What is the number of lines in these records that hold the word "build"? Reply with that number alone.

■ ■ ■ ■ ■ ■ ■

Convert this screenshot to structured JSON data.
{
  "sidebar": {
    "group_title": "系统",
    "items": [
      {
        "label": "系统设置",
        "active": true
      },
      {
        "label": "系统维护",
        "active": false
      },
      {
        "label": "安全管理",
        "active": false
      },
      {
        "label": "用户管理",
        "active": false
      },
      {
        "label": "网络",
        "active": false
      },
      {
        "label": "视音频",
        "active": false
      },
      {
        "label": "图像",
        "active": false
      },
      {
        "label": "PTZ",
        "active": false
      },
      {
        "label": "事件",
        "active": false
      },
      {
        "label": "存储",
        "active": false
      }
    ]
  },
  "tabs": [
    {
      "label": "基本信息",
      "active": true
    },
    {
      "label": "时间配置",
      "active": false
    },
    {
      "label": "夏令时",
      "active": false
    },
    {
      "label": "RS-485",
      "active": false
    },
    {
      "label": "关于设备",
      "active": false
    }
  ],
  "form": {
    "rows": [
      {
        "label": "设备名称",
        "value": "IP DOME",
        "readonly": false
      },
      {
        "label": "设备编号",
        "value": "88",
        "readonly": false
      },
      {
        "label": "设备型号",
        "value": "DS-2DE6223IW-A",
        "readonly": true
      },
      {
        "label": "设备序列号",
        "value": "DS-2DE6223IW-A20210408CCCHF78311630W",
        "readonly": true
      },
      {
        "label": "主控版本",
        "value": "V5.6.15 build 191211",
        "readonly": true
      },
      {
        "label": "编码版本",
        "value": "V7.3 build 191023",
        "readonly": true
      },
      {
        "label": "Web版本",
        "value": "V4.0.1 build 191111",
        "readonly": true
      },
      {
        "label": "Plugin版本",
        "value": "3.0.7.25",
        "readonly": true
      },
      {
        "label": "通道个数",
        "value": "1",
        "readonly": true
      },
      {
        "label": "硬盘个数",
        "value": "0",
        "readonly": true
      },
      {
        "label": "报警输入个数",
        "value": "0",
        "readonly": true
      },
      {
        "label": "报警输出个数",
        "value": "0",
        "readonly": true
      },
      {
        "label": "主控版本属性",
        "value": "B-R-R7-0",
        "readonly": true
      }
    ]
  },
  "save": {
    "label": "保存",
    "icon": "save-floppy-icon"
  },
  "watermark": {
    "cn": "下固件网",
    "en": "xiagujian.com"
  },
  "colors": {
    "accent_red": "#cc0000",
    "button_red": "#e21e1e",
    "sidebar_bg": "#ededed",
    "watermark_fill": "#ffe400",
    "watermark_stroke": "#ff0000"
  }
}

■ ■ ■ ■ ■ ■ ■

## SOLUTION FOR THIS PROBLEM
3